- **Work to be completed**
Please print the entries exactly, omitting each image.
### Excerpted data ###
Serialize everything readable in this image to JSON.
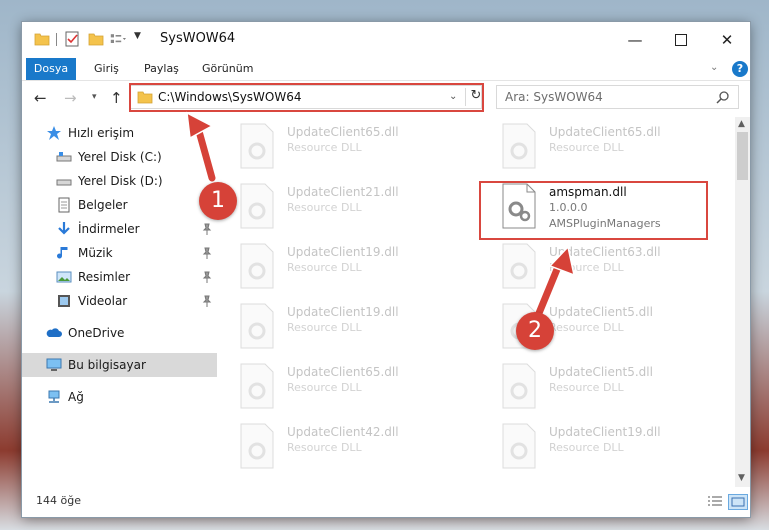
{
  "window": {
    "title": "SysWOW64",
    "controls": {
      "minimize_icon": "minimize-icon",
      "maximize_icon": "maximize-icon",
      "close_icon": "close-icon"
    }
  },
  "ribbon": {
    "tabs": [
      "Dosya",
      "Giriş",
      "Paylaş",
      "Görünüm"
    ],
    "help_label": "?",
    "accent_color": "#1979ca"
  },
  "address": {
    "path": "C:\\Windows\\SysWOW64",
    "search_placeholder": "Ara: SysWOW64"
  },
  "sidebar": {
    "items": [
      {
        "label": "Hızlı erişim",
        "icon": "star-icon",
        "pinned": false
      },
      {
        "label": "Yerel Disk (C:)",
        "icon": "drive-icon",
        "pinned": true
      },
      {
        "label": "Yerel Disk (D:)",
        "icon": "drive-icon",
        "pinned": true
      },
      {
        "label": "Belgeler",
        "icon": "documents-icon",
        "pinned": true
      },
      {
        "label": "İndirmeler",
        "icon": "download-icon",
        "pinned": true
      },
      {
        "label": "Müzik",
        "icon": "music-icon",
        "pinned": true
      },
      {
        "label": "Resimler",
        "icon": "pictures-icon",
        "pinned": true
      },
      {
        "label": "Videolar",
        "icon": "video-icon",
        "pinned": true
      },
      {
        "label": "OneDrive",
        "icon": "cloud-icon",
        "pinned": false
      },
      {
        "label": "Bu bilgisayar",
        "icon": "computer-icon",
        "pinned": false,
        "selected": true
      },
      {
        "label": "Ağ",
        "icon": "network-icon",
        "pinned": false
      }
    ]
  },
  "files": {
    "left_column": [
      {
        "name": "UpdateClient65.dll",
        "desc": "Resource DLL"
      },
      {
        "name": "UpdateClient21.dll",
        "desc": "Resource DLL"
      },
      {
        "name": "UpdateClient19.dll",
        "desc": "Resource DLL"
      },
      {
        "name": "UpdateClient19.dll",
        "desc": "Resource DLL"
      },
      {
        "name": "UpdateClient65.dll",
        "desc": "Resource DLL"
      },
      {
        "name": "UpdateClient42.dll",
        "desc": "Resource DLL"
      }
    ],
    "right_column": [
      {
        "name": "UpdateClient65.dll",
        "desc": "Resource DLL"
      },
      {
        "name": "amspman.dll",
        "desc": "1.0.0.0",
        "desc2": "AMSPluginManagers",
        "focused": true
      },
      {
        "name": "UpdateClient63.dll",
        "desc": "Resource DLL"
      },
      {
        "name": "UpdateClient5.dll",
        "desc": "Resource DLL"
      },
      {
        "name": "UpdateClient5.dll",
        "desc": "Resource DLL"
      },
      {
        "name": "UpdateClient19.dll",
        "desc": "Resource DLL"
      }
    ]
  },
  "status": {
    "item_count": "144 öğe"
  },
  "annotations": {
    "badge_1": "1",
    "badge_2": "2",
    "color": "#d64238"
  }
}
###
- **Answer section**
Serialize everything readable in this image to JSON.
{
  "window": {
    "title": "SysWOW64",
    "controls": {
      "minimize_icon": "minimize-icon",
      "maximize_icon": "maximize-icon",
      "close_icon": "close-icon"
    }
  },
  "ribbon": {
    "tabs": [
      "Dosya",
      "Giriş",
      "Paylaş",
      "Görünüm"
    ],
    "help_label": "?",
    "accent_color": "#1979ca"
  },
  "address": {
    "path": "C:\\Windows\\SysWOW64",
    "search_placeholder": "Ara: SysWOW64"
  },
  "sidebar": {
    "items": [
      {
        "label": "Hızlı erişim",
        "icon": "star-icon",
        "pinned": false
      },
      {
        "label": "Yerel Disk (C:)",
        "icon": "drive-icon",
        "pinned": true
      },
      {
        "label": "Yerel Disk (D:)",
        "icon": "drive-icon",
        "pinned": true
      },
      {
        "label": "Belgeler",
        "icon": "documents-icon",
        "pinned": true
      },
      {
        "label": "İndirmeler",
        "icon": "download-icon",
        "pinned": true
      },
      {
        "label": "Müzik",
        "icon": "music-icon",
        "pinned": true
      },
      {
        "label": "Resimler",
        "icon": "pictures-icon",
        "pinned": true
      },
      {
        "label": "Videolar",
        "icon": "video-icon",
        "pinned": true
      },
      {
        "label": "OneDrive",
        "icon": "cloud-icon",
        "pinned": false
      },
      {
        "label": "Bu bilgisayar",
        "icon": "computer-icon",
        "pinned": false,
        "selected": true
      },
      {
        "label": "Ağ",
        "icon": "network-icon",
        "pinned": false
      }
    ]
  },
  "files": {
    "left_column": [
      {
        "name": "UpdateClient65.dll",
        "desc": "Resource DLL"
      },
      {
        "name": "UpdateClient21.dll",
        "desc": "Resource DLL"
      },
      {
        "name": "UpdateClient19.dll",
        "desc": "Resource DLL"
      },
      {
        "name": "UpdateClient19.dll",
        "desc": "Resource DLL"
      },
      {
        "name": "UpdateClient65.dll",
        "desc": "Resource DLL"
      },
      {
        "name": "UpdateClient42.dll",
        "desc": "Resource DLL"
      }
    ],
    "right_column": [
      {
        "name": "UpdateClient65.dll",
        "desc": "Resource DLL"
      },
      {
        "name": "amspman.dll",
        "desc": "1.0.0.0",
        "desc2": "AMSPluginManagers",
        "focused": true
      },
      {
        "name": "UpdateClient63.dll",
        "desc": "Resource DLL"
      },
      {
        "name": "UpdateClient5.dll",
        "desc": "Resource DLL"
      },
      {
        "name": "UpdateClient5.dll",
        "desc": "Resource DLL"
      },
      {
        "name": "UpdateClient19.dll",
        "desc": "Resource DLL"
      }
    ]
  },
  "status": {
    "item_count": "144 öğe"
  },
  "annotations": {
    "badge_1": "1",
    "badge_2": "2",
    "color": "#d64238"
  }
}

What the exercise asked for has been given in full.